> Prompt
The answer must be a single number: the count of lines in these records that hold "JSON".

> The data
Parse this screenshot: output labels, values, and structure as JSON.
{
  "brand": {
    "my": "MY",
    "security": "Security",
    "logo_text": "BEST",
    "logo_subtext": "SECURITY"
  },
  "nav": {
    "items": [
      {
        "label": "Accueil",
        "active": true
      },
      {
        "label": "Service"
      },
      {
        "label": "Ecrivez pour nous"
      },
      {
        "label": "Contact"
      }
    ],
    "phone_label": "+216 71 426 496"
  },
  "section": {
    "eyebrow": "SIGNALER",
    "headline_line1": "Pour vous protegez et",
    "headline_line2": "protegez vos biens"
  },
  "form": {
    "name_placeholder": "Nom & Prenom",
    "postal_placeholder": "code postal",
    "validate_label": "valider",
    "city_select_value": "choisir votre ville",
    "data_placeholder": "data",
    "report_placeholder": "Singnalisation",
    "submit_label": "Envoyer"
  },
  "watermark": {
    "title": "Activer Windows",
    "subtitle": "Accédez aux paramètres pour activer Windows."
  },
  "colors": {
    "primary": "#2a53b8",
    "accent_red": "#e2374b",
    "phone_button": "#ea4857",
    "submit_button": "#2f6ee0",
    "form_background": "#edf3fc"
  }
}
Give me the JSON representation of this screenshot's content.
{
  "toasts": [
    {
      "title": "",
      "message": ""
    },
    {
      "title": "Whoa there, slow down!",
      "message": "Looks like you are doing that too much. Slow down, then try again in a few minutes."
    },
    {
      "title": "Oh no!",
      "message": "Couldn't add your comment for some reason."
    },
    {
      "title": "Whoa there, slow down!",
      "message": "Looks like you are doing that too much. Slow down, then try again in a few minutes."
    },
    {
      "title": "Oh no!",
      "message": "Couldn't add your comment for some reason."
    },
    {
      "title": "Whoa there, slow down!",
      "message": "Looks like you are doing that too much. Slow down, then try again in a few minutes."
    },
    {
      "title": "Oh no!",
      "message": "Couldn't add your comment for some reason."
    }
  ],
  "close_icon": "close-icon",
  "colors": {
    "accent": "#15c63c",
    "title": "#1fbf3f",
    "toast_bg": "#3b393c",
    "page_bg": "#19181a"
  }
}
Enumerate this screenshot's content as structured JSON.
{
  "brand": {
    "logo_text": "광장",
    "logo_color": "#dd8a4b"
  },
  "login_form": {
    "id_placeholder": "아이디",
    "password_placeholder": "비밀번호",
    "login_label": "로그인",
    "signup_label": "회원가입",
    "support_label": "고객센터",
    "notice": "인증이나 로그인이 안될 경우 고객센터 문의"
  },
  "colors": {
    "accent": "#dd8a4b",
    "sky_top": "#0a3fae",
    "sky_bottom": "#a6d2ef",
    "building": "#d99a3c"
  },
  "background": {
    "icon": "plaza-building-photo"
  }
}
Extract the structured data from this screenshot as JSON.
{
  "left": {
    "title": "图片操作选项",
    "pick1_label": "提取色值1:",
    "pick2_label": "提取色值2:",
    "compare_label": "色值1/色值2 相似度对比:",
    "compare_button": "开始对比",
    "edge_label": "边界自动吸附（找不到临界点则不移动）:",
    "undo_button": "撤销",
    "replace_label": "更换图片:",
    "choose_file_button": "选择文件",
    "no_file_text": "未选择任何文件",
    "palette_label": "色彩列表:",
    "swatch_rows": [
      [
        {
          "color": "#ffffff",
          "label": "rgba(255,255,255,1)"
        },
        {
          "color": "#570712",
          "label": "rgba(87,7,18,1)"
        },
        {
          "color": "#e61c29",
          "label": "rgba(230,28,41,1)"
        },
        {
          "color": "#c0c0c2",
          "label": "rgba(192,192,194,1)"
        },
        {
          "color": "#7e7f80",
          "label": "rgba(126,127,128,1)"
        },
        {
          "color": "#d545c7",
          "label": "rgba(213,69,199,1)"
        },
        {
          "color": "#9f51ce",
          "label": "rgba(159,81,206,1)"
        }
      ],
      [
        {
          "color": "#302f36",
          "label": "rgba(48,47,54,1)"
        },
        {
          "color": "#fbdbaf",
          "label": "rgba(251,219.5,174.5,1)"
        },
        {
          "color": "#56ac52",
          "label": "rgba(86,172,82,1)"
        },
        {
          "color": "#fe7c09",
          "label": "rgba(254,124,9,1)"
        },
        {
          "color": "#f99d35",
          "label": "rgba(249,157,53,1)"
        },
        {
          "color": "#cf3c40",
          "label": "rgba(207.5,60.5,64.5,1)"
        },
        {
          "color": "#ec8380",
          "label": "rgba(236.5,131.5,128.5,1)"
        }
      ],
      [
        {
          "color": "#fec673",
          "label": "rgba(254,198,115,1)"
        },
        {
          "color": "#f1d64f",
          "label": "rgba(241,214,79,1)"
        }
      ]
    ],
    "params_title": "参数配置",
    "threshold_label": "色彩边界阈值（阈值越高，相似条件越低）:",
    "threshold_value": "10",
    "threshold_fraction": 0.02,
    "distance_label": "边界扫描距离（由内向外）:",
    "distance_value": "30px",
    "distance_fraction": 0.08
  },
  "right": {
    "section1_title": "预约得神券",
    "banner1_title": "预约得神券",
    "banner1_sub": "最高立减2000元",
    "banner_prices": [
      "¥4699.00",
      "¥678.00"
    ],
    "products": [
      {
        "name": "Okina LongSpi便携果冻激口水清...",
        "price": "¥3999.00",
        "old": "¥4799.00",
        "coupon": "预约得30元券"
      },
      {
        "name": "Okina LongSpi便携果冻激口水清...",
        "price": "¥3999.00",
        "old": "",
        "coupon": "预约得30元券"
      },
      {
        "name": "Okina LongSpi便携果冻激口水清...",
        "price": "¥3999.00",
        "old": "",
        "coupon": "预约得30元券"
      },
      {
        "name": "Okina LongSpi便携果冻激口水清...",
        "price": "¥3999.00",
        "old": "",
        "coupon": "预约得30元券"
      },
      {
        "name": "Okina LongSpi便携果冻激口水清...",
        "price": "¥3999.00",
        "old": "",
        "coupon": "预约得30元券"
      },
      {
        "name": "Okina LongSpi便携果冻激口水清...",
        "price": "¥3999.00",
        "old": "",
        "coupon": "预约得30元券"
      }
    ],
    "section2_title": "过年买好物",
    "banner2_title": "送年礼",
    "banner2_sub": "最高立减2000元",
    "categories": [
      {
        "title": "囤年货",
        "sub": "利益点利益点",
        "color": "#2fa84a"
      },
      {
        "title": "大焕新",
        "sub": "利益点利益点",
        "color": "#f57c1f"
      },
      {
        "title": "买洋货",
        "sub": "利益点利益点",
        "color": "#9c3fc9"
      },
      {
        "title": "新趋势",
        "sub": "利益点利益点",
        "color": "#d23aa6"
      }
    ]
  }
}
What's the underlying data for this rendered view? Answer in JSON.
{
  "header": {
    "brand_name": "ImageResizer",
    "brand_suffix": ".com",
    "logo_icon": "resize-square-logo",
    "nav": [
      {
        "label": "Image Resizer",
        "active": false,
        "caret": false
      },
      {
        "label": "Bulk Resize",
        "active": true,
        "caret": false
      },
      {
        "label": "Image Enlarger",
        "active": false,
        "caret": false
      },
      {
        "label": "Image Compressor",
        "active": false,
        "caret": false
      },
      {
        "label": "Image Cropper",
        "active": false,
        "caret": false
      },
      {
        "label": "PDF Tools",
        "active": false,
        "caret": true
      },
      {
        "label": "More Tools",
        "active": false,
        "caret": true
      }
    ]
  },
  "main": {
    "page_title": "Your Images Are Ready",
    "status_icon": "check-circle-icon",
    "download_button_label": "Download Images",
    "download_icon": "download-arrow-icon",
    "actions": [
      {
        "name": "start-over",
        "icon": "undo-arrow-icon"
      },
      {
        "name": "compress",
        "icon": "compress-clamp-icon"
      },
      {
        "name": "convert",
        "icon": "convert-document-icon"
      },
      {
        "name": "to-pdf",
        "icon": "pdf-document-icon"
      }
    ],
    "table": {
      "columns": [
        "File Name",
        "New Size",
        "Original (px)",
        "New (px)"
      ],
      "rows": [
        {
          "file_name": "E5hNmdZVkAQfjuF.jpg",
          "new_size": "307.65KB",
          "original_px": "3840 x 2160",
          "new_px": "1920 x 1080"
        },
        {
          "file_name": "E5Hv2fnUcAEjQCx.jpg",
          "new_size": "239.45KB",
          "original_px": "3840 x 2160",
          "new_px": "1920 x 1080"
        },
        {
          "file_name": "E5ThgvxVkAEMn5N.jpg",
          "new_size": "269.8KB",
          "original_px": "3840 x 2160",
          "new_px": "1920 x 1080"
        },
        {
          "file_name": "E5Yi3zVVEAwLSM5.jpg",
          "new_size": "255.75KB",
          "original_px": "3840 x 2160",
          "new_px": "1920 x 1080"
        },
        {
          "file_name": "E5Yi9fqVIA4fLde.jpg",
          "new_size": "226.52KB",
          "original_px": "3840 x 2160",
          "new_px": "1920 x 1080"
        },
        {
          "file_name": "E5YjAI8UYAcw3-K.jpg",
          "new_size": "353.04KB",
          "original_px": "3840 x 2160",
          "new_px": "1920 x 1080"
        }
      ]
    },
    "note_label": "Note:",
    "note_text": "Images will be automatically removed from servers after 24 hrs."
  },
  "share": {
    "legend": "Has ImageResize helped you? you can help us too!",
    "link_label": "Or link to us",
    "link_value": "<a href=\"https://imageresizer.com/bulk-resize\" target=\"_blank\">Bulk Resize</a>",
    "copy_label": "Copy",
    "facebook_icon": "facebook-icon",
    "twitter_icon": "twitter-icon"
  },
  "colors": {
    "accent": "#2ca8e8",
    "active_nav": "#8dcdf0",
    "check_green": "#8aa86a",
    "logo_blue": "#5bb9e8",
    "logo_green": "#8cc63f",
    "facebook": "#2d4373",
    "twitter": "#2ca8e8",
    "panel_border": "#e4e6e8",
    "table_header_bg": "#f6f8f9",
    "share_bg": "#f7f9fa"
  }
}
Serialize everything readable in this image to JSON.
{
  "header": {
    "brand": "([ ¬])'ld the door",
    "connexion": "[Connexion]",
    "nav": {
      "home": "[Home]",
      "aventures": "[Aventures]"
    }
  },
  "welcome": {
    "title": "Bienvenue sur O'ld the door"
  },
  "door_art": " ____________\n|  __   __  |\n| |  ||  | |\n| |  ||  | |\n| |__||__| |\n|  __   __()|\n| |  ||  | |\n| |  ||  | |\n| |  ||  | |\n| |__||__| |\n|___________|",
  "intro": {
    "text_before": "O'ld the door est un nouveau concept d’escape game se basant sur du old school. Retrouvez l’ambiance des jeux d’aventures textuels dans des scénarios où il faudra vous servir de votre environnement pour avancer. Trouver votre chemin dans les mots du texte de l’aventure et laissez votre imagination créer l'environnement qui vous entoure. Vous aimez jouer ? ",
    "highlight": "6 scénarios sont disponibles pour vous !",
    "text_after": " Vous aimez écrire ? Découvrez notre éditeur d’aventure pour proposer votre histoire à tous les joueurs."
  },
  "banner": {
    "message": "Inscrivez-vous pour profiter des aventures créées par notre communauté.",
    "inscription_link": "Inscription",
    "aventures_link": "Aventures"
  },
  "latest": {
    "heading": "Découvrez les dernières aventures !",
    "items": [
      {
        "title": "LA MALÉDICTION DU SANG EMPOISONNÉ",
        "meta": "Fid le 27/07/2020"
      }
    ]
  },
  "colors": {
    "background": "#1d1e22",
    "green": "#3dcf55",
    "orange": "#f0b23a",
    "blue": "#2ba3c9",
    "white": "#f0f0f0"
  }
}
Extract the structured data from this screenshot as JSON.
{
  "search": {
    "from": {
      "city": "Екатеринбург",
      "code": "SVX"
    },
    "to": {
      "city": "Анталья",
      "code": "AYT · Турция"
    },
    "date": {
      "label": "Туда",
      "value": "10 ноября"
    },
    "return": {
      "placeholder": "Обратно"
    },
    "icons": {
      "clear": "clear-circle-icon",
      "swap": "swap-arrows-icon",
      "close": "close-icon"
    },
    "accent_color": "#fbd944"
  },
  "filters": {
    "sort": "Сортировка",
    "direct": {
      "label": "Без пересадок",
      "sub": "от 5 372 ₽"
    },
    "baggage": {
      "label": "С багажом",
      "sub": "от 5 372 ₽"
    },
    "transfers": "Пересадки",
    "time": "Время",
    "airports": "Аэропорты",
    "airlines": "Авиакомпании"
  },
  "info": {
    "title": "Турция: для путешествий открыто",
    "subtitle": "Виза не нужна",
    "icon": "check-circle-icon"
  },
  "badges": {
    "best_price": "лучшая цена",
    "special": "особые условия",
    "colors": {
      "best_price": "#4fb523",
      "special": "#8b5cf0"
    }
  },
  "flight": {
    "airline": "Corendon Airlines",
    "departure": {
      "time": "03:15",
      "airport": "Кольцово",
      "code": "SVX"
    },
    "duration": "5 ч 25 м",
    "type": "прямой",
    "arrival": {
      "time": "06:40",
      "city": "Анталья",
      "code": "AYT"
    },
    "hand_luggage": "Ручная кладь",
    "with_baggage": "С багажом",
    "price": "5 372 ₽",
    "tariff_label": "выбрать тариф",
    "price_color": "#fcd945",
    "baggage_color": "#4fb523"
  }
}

> Answer for the task
7